On Friday I was one of the speakers at the NYC Day of Silence/Vigil for Lawrence King that was held at the very packed Christopher Street Park. It was a truly incredible experience to be surrounded by so many youth and adults who are committed to making the world a better place for queer folks, and especially youth. There was not a person in attendance who had not been touched by the tragic death of Lawrence King. His death has rekindled the spirits of students and activists working to end the unique bullying culture which has been permitted to continue within American classrooms. The thing that first stuck out to me when I heard of the murder of Lawrence King, and wht has continued to haunt me is that he lived in a group home for abused and neglected children. Lawrence was part of the estimated 40% of homeless youth in the United States who are LGBTQ identified. Despite the broad attention Lawrence’s death has received (particularly in light of Day of Silence being dedicated to his memory this year) there has continued to be a media and community silence about Lawrence’s homelessness, this is what I spoke about on Friday evening, and the need for this death to be seen as a community call to action to end the epidemic of queer youth homelessness. A few moments after I spoke a pastor was brought to the stage, and the park became awash with the light from glowsticks. I am sure that the choice to use glowsticks was brought on by a lack of ability to get a permit for candles, and yet it seemed somehow fitting. <br><br>

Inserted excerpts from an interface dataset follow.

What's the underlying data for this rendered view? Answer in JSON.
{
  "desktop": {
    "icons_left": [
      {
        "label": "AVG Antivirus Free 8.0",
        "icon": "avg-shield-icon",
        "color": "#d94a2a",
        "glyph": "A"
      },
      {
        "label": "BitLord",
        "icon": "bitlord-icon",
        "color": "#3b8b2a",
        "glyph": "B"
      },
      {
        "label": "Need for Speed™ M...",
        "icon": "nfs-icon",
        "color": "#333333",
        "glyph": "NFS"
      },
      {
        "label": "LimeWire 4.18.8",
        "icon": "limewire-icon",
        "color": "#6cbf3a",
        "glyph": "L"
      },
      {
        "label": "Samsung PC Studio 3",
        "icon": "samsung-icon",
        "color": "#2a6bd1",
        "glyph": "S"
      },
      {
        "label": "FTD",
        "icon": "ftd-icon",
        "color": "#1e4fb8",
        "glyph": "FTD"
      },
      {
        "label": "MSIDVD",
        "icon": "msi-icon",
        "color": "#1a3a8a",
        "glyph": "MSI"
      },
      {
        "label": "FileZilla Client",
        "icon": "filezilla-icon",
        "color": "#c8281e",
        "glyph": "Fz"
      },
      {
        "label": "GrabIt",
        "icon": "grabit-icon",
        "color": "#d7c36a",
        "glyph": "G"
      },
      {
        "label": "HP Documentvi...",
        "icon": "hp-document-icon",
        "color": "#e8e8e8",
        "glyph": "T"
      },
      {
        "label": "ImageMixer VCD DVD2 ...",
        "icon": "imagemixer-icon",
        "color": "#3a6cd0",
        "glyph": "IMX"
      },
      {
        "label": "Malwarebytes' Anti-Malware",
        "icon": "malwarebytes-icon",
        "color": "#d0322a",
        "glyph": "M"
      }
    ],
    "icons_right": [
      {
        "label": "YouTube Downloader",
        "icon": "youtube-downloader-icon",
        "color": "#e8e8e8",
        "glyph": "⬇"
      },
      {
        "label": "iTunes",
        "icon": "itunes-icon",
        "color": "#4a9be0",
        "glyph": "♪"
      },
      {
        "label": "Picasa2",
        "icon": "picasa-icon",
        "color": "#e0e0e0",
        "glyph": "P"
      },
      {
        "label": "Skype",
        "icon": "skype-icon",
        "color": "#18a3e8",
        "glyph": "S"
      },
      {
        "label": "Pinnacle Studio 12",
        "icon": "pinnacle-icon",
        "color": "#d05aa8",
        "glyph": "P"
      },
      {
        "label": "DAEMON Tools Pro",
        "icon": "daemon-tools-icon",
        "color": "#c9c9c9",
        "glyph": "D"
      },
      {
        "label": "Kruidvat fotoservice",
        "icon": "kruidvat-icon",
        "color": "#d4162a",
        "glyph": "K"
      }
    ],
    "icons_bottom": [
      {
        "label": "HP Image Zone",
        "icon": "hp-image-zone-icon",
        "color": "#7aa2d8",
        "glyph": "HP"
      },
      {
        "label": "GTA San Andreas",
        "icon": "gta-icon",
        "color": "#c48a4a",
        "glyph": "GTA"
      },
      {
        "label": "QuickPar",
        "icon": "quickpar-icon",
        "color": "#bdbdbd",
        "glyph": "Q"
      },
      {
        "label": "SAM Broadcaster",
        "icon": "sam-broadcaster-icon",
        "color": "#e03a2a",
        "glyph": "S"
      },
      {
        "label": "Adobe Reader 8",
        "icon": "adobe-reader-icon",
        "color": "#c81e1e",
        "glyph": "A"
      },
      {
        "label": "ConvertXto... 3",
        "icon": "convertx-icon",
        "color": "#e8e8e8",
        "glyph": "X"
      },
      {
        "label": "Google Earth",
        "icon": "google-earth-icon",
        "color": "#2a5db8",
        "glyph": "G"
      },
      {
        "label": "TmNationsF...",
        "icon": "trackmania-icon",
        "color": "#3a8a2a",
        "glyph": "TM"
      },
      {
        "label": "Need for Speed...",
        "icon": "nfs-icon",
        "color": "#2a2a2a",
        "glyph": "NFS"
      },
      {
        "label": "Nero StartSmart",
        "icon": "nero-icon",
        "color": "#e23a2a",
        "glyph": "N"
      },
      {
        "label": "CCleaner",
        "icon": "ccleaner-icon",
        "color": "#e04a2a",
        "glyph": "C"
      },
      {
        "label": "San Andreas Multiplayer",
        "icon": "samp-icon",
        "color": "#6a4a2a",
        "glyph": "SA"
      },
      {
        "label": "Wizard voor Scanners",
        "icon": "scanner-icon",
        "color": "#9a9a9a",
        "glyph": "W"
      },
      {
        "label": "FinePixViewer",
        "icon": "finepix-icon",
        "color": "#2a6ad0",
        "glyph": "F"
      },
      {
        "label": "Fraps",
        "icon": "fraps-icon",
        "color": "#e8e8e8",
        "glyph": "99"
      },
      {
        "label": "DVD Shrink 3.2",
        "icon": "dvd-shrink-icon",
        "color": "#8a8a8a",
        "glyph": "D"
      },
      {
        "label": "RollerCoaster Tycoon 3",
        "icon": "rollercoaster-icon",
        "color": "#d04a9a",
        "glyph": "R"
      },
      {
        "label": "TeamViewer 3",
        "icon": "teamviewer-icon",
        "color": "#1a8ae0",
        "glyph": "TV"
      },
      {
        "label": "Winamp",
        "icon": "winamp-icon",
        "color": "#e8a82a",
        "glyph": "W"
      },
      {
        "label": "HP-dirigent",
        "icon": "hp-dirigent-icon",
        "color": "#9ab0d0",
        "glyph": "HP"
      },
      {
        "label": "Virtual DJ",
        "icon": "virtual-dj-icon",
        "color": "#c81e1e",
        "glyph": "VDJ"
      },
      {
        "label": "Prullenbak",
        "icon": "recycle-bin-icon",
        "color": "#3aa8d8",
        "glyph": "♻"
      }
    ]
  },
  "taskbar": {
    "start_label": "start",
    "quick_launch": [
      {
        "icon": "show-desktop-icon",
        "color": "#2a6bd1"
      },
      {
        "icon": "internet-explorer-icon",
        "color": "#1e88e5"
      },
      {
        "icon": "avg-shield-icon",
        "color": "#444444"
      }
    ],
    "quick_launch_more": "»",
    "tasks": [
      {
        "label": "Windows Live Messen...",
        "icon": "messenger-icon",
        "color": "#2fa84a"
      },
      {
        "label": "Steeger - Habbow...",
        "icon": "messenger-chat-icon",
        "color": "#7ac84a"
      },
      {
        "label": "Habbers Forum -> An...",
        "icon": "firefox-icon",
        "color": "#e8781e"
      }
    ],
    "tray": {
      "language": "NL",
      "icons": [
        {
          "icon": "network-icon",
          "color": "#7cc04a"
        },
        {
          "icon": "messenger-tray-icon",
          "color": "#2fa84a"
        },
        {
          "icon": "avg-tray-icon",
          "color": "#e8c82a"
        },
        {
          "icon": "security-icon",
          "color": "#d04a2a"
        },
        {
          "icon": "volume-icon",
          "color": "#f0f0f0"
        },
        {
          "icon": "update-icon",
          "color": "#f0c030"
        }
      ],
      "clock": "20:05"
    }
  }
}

A video of me speaking can be viewed here

or at

Sassafras to speak at Friday’s NYC Vigil for Lawrence King/ Day of Silence !

lawrence king


Break the Silence! Community Vigil in Memory of Lawrence King and other LGBTQ Youth Victims of Violence

Christopher Street Park (Manhattan)

Friday April 25


I am thrilled and honored that I have been invited to be one of the speakers at the NYC break the silence rally/memorial for Lawrence King this Friday. I was forced to leave home at 17 because I am queer, and now as an adult and the editor of the Kicked Out anthology I believe that one of the most important things to remember about Lawrence’s tragic death was that like so many of the youngest members of our community he had been forced to leave home and that as a part of him not dying in vain will be for on a community level to reform the ways in which we think about homeless LGBTQ youth.




The National Day of Silence brings attention to anti-LGBT name-calling, bullying and harassment in schools. This year’s event will be held in memory of Lawrence King, a California 8th-grader who was shot and killed Feb. 12 by a classmate because of his sexual orientation and gender expression. Hundreds of thousands of students will come together on April 25 to encourage schools and classmates to address the problem of anti-LGBT behavior.



The NYC event at Christopher Street Park is being organized and supported by Safe Horizon, the New York City Anti-Violence Project, GLSEN, the New York Civil Liberties Union, SCO Family of Services, the Ali Forney Center, Hispanic AIDS Forum, the LGBT Community Center, the Hetrick-Martin Institute and others.